(The data)

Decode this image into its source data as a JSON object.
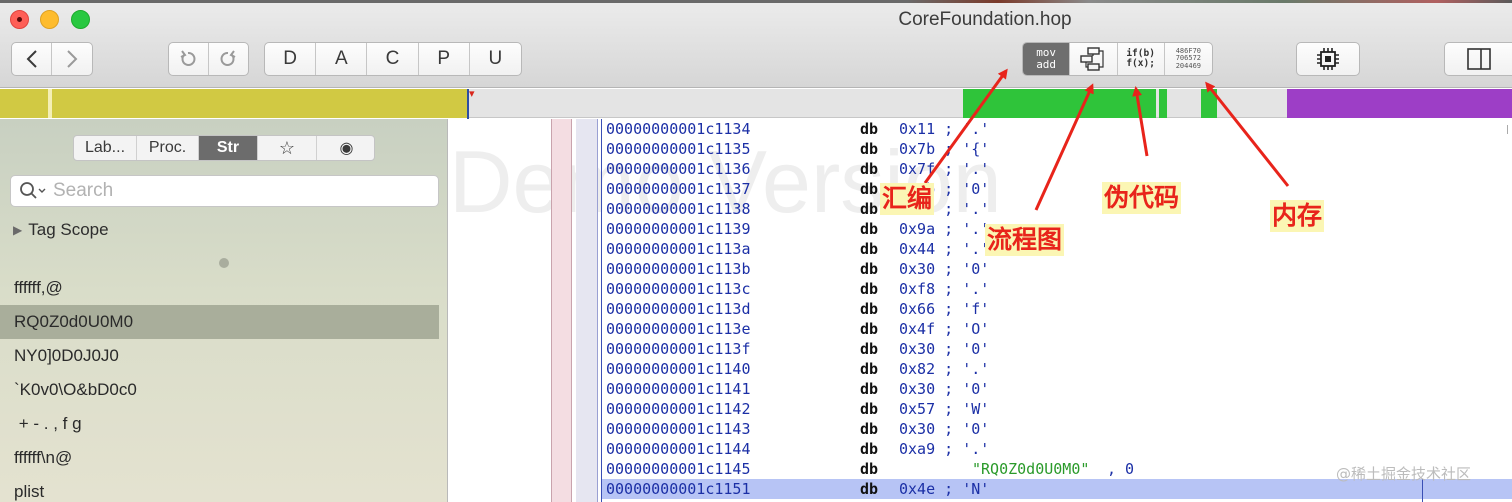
{
  "window": {
    "title": "CoreFoundation.hop"
  },
  "toolbar": {
    "back_icon": "chevron-left-icon",
    "forward_icon": "chevron-right-icon",
    "undo_icon": "undo-icon",
    "redo_icon": "redo-icon",
    "modes": [
      "D",
      "A",
      "C",
      "P",
      "U"
    ],
    "view_asm_line1": "mov",
    "view_asm_line2": "add",
    "view_cfg_icon": "flowchart-icon",
    "view_pseudo_line1": "if(b)",
    "view_pseudo_line2": "f(x);",
    "view_hex_line1": "486F70",
    "view_hex_line2": "706572",
    "view_hex_line3": "204469",
    "cpu_icon": "cpu-chip-icon",
    "panel_icon": "sidebar-panel-icon"
  },
  "segment_bar": {
    "colors": {
      "code": "#d1c943",
      "data": "#e4e4e4",
      "green": "#2fc43a",
      "purple": "#9d3ec6",
      "cursor": "#2d4ea3"
    }
  },
  "sidebar": {
    "tabs": [
      "Lab...",
      "Proc.",
      "Str"
    ],
    "star_icon": "star-icon",
    "tag_icon": "target-icon",
    "search": {
      "placeholder": "Search",
      "value": ""
    },
    "tag_scope": "Tag Scope",
    "strings": [
      "ffffff,@",
      "RQ0Z0d0U0M0",
      "NY0]0D0J0J0",
      "`K0v0\\O&bD0c0",
      " + - . , f g",
      "ffffff\\n@",
      "plist"
    ],
    "selected_index": 1
  },
  "code": {
    "watermark": "Demo Version",
    "lines": [
      {
        "addr": "00000000001c1134",
        "mnem": "db",
        "op": "0x11 ; '.'"
      },
      {
        "addr": "00000000001c1135",
        "mnem": "db",
        "op": "0x7b ; '{'"
      },
      {
        "addr": "00000000001c1136",
        "mnem": "db",
        "op": "0x7f ; '.'"
      },
      {
        "addr": "00000000001c1137",
        "mnem": "db",
        "op": "0x1b ; '0'"
      },
      {
        "addr": "00000000001c1138",
        "mnem": "db",
        "op": "0x1c ; '.'"
      },
      {
        "addr": "00000000001c1139",
        "mnem": "db",
        "op": "0x9a ; '.'"
      },
      {
        "addr": "00000000001c113a",
        "mnem": "db",
        "op": "0x44 ; '.'"
      },
      {
        "addr": "00000000001c113b",
        "mnem": "db",
        "op": "0x30 ; '0'"
      },
      {
        "addr": "00000000001c113c",
        "mnem": "db",
        "op": "0xf8 ; '.'"
      },
      {
        "addr": "00000000001c113d",
        "mnem": "db",
        "op": "0x66 ; 'f'"
      },
      {
        "addr": "00000000001c113e",
        "mnem": "db",
        "op": "0x4f ; 'O'"
      },
      {
        "addr": "00000000001c113f",
        "mnem": "db",
        "op": "0x30 ; '0'"
      },
      {
        "addr": "00000000001c1140",
        "mnem": "db",
        "op": "0x82 ; '.'"
      },
      {
        "addr": "00000000001c1141",
        "mnem": "db",
        "op": "0x30 ; '0'"
      },
      {
        "addr": "00000000001c1142",
        "mnem": "db",
        "op": "0x57 ; 'W'"
      },
      {
        "addr": "00000000001c1143",
        "mnem": "db",
        "op": "0x30 ; '0'"
      },
      {
        "addr": "00000000001c1144",
        "mnem": "db",
        "op": "0xa9 ; '.'"
      },
      {
        "addr": "00000000001c1145",
        "mnem": "db",
        "op": "",
        "str": "\"RQ0Z0d0U0M0\"",
        "tail": ", 0"
      },
      {
        "addr": "00000000001c1151",
        "mnem": "db",
        "op": "0x4e ; 'N'"
      }
    ],
    "selected_index": 18
  },
  "annotations": {
    "assembly": "汇编",
    "flowchart": "流程图",
    "pseudocode": "伪代码",
    "memory": "内存",
    "arrow_color": "#e8241b"
  },
  "site_watermark": "@稀土掘金技术社区"
}
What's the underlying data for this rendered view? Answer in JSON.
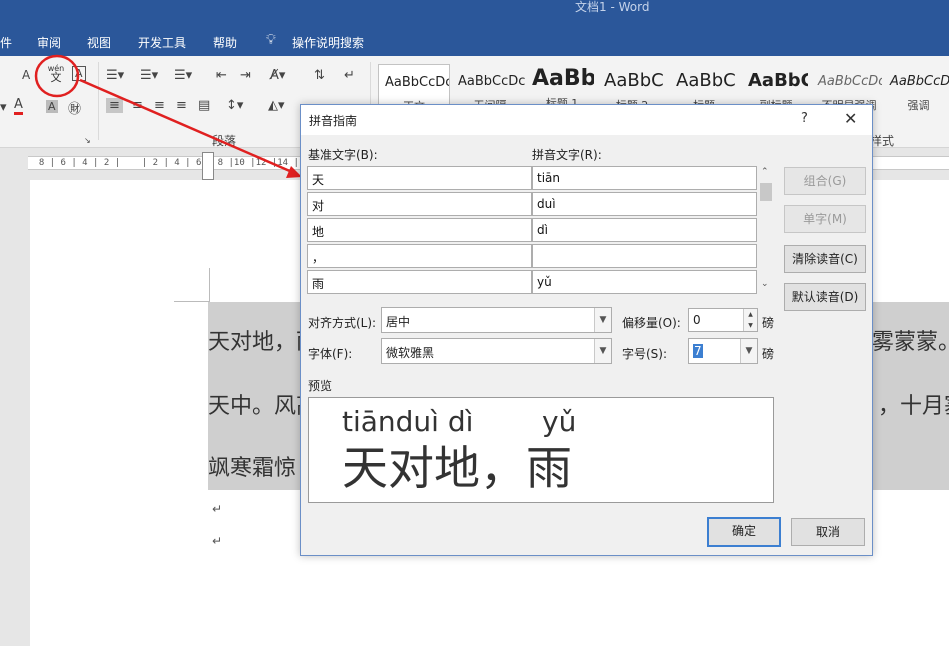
{
  "window": {
    "title": "文档1  -  Word"
  },
  "menu": {
    "items": [
      "件",
      "审阅",
      "视图",
      "开发工具",
      "帮助"
    ],
    "search": "操作说明搜索"
  },
  "ribbon": {
    "styles": [
      "AaBbCcDc",
      "AaBbCcDc",
      "AaBb",
      "AaBbC",
      "AaBbC",
      "AaBbC",
      "AaBbCcDc",
      "AaBbCcDc"
    ],
    "style_names": [
      "正文",
      "无间隔",
      "标题 1",
      "标题 2",
      "标题",
      "副标题",
      "不明显强调",
      "强调"
    ],
    "group_paragraph": "段落",
    "group_styles": "样式",
    "phonetic_icon_text": "wén\n文"
  },
  "ruler": {
    "text": "  8 | 6 | 4 | 2 |    | 2 | 4 | 6 | 8 |10 |12 |14 |16 |18 |20 |22 |24 |26 |28 |30 |32 |34 |"
  },
  "document": {
    "lines": [
      "天对地，雨",
      "天中。风高",
      "飒寒霜惊"
    ],
    "line_right": [
      "雾蒙蒙。",
      "，十月塞"
    ]
  },
  "dialog": {
    "title": "拼音指南",
    "help": "?",
    "close": "✕",
    "base_label": "基准文字(B):",
    "ruby_label": "拼音文字(R):",
    "rows": [
      {
        "base": "天",
        "ruby": "tiān"
      },
      {
        "base": "对",
        "ruby": "duì"
      },
      {
        "base": "地",
        "ruby": "dì"
      },
      {
        "base": "，",
        "ruby": ""
      },
      {
        "base": "雨",
        "ruby": "yǔ"
      }
    ],
    "buttons": {
      "group": "组合(G)",
      "mono": "单字(M)",
      "clear": "清除读音(C)",
      "default": "默认读音(D)",
      "ok": "确定",
      "cancel": "取消"
    },
    "alignment_label": "对齐方式(L):",
    "alignment_value": "居中",
    "offset_label": "偏移量(O):",
    "offset_value": "0",
    "offset_unit": "磅",
    "font_label": "字体(F):",
    "font_value": "微软雅黑",
    "size_label": "字号(S):",
    "size_value": "7",
    "size_unit": "磅",
    "preview_label": "预览",
    "preview_pinyin_1": "tiānduì dì",
    "preview_pinyin_2": "yǔ",
    "preview_text": "天对地，雨"
  },
  "colors": {
    "title_blue": "#2b579a",
    "annotation_red": "#e02020",
    "focus_blue": "#3c7fd1"
  }
}
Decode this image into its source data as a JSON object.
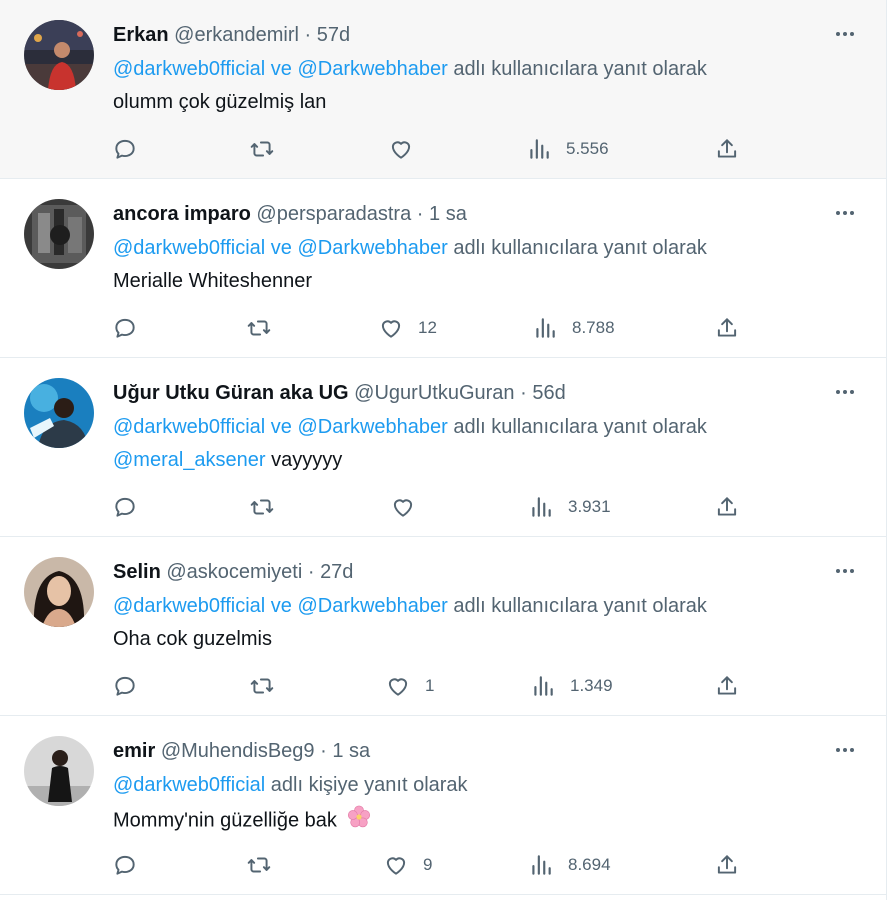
{
  "tweets": [
    {
      "name": "Erkan",
      "handle": "@erkandemirl",
      "dot": "·",
      "time": "57d",
      "mention1": "@darkweb0fficial ve @Darkwebhaber",
      "mention2": "",
      "reply_suffix": "adlı kullanıcılara yanıt olarak",
      "body_mention": "",
      "body": "olumm çok güzelmiş lan",
      "likes": "",
      "views": "5.556",
      "hovered": true
    },
    {
      "name": "ancora imparo",
      "handle": "@persparadastra",
      "dot": "·",
      "time": "1 sa",
      "mention1": "@darkweb0fficial ve @Darkwebhaber",
      "mention2": "",
      "reply_suffix": "adlı kullanıcılara yanıt olarak",
      "body_mention": "",
      "body": "Merialle Whiteshenner",
      "likes": "12",
      "views": "8.788"
    },
    {
      "name": "Uğur Utku Güran aka UG",
      "handle": "@UgurUtkuGuran",
      "dot": "·",
      "time": "56d",
      "mention1": "@darkweb0fficial ve @Darkwebhaber",
      "mention2": "",
      "reply_suffix": "adlı kullanıcılara yanıt olarak",
      "body_mention": "@meral_aksener",
      "body": "vayyyyy",
      "likes": "",
      "views": "3.931"
    },
    {
      "name": "Selin",
      "handle": "@askocemiyeti",
      "dot": "·",
      "time": "27d",
      "mention1": "@darkweb0fficial ve @Darkwebhaber",
      "mention2": "",
      "reply_suffix": "adlı kullanıcılara yanıt olarak",
      "body_mention": "",
      "body": "Oha cok guzelmis",
      "likes": "1",
      "views": "1.349"
    },
    {
      "name": "emir",
      "handle": "@MuhendisBeg9",
      "dot": "·",
      "time": "1 sa",
      "mention1": "@darkweb0fficial",
      "mention2": "",
      "reply_suffix": "adlı kişiye yanıt olarak",
      "body_mention": "",
      "body": "Mommy'nin güzelliğe bak",
      "likes": "9",
      "views": "8.694"
    }
  ],
  "icons": {
    "reply": "reply-icon",
    "retweet": "retweet-icon",
    "like": "heart-icon",
    "views": "views-icon",
    "share": "share-icon",
    "more": "more-icon",
    "emoji": "cherry-blossom-emoji"
  },
  "colors": {
    "link": "#1d9bf0",
    "muted": "#536471",
    "text": "#0f1419",
    "hover_bg": "#f7f7f7"
  }
}
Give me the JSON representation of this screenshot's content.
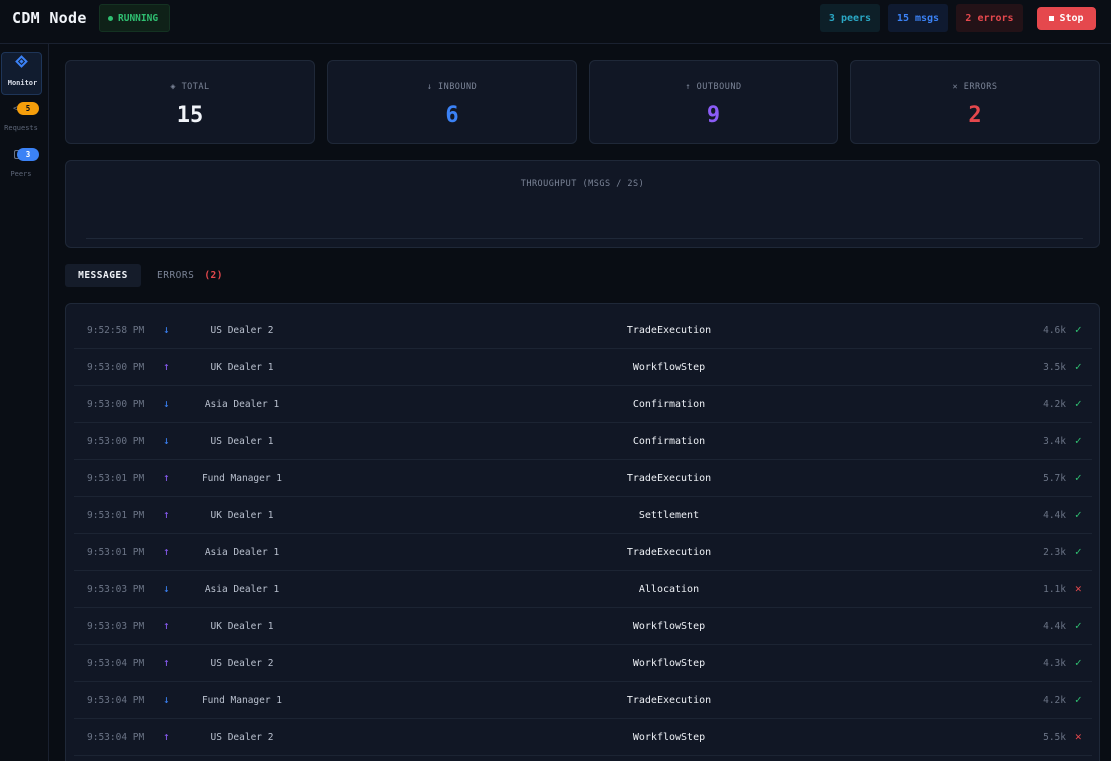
{
  "header": {
    "title": "CDM Node",
    "status": "RUNNING",
    "peers_badge": "3 peers",
    "msgs_badge": "15 msgs",
    "errors_badge": "2 errors",
    "stop_label": "Stop"
  },
  "sidebar": {
    "monitor_label": "Monitor",
    "requests_label": "Requests",
    "requests_count": "5",
    "peers_label": "Peers",
    "peers_count": "3"
  },
  "stats": {
    "total": {
      "label": "◈ TOTAL",
      "value": "15"
    },
    "inbound": {
      "label": "↓ INBOUND",
      "value": "6"
    },
    "outbound": {
      "label": "↑ OUTBOUND",
      "value": "9"
    },
    "errors": {
      "label": "✕ ERRORS",
      "value": "2"
    }
  },
  "throughput": {
    "label": "THROUGHPUT (MSGS / 2S)"
  },
  "tabs": {
    "messages": "MESSAGES",
    "errors": "ERRORS",
    "errors_count": "(2)"
  },
  "colors": {
    "accent": "#3b82f6",
    "success": "#2fbf71",
    "danger": "#e5484d",
    "outbound": "#8b5cf6",
    "warning": "#f59e0b"
  },
  "messages": [
    {
      "time": "9:52:58 PM",
      "dir": "in",
      "party": "US Dealer 2",
      "type": "TradeExecution",
      "size": "4.6k",
      "ok": true
    },
    {
      "time": "9:53:00 PM",
      "dir": "out",
      "party": "UK Dealer 1",
      "type": "WorkflowStep",
      "size": "3.5k",
      "ok": true
    },
    {
      "time": "9:53:00 PM",
      "dir": "in",
      "party": "Asia Dealer 1",
      "type": "Confirmation",
      "size": "4.2k",
      "ok": true
    },
    {
      "time": "9:53:00 PM",
      "dir": "in",
      "party": "US Dealer 1",
      "type": "Confirmation",
      "size": "3.4k",
      "ok": true
    },
    {
      "time": "9:53:01 PM",
      "dir": "out",
      "party": "Fund Manager 1",
      "type": "TradeExecution",
      "size": "5.7k",
      "ok": true
    },
    {
      "time": "9:53:01 PM",
      "dir": "out",
      "party": "UK Dealer 1",
      "type": "Settlement",
      "size": "4.4k",
      "ok": true
    },
    {
      "time": "9:53:01 PM",
      "dir": "out",
      "party": "Asia Dealer 1",
      "type": "TradeExecution",
      "size": "2.3k",
      "ok": true
    },
    {
      "time": "9:53:03 PM",
      "dir": "in",
      "party": "Asia Dealer 1",
      "type": "Allocation",
      "size": "1.1k",
      "ok": false
    },
    {
      "time": "9:53:03 PM",
      "dir": "out",
      "party": "UK Dealer 1",
      "type": "WorkflowStep",
      "size": "4.4k",
      "ok": true
    },
    {
      "time": "9:53:04 PM",
      "dir": "out",
      "party": "US Dealer 2",
      "type": "WorkflowStep",
      "size": "4.3k",
      "ok": true
    },
    {
      "time": "9:53:04 PM",
      "dir": "in",
      "party": "Fund Manager 1",
      "type": "TradeExecution",
      "size": "4.2k",
      "ok": true
    },
    {
      "time": "9:53:04 PM",
      "dir": "out",
      "party": "US Dealer 2",
      "type": "WorkflowStep",
      "size": "5.5k",
      "ok": false
    }
  ]
}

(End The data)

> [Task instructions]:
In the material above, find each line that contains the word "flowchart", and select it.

> [Solution below]:
    "view_cfg_icon": "flowchart-icon",
    "flowchart": "流程图",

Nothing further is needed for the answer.